As combo therapy gets set to celebrate its 10th anniversary, what better present for U.S. HIVers than the country’s first one-pill-once-a-day treatment? Gilead Sciences (which makes nukes Emtriva and Viread) and Bristol-Myers Squibb (BMS, maker of non-nuke Sustiva) have bonded to meld those three drugs into what HIVers didn’t dare dream of in 1996, when a typical regimen consisted of 10 or more pills dosed three times a day. BMS rep David Rosen says the oner should be on sale by mid-2006 or sooner. Gilead’s Norbert Bischofberger, PhD, explains that since all three drugs are already approved, the trifecta pill just has to be tested for stability (shelf life) and bioequivalence (does it perform the same as the three meds taken separately?). We stopped popping corks to ask, What took so long? Rosen answers, “It’s not easy to get two competitors to do this—this is new groundwork.” True that.

Will it be a high-priced horse pill? Nah, Bischofberger says, it shouldn’t be much bigger than a Sustiva tablet. And it shouldn’t cost more than the three meds together. As Rosen says, “You shoot yourself in the foot if you price it too high.”

The One For Me?
HIVers sound off on what an all-in-one HIV regimen will mean for them:

Andrena Ingram, 50, Seminary Student, Philadelphia, PA
Dx: 1993
When I started meds, it was overwhelming—I had to take all those pills to stay alive. Why didn’t they come out with this sooner?

Peter Petraitis, 55, Retired Editor, Boston, MA
Dx: 1992
I’m resistant to most of the meds, so my docs had to be creative. Maybe this will lead to simpler combos that will work for me, too.

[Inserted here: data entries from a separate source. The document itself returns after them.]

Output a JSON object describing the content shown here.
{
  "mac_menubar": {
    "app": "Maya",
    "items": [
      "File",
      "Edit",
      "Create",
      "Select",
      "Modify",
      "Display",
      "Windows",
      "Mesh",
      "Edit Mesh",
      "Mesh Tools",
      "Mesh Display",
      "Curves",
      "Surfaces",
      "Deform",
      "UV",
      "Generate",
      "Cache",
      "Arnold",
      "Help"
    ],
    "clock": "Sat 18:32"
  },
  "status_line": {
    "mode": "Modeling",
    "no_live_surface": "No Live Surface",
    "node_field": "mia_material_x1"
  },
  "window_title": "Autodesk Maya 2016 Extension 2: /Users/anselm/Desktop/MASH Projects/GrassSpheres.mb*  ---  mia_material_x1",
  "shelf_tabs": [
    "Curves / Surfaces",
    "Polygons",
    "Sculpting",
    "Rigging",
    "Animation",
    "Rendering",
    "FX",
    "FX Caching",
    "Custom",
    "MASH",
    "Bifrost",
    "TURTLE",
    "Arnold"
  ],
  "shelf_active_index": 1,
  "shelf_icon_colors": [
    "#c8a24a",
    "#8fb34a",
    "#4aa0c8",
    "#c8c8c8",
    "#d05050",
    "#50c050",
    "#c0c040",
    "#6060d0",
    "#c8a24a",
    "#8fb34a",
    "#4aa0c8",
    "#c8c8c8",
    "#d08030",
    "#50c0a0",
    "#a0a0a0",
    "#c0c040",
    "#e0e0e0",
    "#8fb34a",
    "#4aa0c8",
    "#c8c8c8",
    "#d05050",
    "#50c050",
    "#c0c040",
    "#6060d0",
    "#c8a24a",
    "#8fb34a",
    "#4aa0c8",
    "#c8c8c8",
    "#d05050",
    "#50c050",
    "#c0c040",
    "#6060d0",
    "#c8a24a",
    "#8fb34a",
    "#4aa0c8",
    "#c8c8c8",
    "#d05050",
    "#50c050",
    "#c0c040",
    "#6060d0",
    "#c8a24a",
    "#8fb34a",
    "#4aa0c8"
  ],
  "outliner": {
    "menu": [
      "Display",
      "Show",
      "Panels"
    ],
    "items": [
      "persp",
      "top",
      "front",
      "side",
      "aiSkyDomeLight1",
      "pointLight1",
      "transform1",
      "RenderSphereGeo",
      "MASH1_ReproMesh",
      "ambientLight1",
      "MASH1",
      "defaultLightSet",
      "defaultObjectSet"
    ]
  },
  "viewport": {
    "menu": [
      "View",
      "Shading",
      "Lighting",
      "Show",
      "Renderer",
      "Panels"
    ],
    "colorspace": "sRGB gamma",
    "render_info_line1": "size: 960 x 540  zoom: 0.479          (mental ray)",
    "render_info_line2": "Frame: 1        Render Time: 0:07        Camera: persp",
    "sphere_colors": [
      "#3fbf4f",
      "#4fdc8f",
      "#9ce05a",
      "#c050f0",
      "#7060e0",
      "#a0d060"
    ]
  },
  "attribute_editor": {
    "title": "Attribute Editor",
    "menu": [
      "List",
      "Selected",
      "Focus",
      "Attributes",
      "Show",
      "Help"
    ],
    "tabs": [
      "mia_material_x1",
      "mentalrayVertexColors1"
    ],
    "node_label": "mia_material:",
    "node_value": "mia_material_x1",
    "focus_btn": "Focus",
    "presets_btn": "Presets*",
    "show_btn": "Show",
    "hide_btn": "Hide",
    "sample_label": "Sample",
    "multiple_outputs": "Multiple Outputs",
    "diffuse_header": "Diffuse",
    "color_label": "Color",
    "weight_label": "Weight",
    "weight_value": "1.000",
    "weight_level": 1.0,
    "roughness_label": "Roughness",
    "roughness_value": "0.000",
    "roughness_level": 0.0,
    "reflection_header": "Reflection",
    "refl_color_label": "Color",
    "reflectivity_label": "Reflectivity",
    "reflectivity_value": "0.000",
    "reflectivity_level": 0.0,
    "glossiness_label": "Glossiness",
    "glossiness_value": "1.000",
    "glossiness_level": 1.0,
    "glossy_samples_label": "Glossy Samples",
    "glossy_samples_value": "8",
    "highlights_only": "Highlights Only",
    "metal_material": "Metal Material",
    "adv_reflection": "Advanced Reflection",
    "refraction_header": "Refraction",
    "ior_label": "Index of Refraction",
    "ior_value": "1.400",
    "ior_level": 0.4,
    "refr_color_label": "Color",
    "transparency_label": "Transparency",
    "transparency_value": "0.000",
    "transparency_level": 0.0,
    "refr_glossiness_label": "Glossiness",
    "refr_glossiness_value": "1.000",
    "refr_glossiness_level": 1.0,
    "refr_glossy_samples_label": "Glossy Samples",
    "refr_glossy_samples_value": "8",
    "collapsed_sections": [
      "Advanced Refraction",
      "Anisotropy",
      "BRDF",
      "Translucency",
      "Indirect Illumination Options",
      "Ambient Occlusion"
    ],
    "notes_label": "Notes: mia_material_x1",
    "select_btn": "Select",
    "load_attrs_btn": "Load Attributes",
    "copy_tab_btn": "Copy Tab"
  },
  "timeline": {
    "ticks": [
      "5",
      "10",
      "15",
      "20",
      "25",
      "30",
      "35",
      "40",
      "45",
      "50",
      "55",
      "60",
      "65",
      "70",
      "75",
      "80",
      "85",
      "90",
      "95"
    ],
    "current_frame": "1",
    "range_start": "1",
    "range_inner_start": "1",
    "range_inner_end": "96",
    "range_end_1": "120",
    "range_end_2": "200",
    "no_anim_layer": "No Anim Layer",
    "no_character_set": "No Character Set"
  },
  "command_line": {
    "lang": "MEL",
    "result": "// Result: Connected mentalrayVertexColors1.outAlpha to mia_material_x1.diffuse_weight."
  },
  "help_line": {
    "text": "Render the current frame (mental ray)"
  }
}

Elizabeth Mercado, 44, HIV Educator, Staten Island, NY
Dx: 1987
With diabetes, hypertension and HIV, I take a lot of meds. One pill a day would be less stressful. I’d definitely try that new combo.

Valens Fils-Aimé, 31, Teacher, Miami, FL, Dx: 2004
One pill a day is wonderful. The fewer pills in your stomach, the better. I am full of hope: New meds are on the way—and eventually a cure.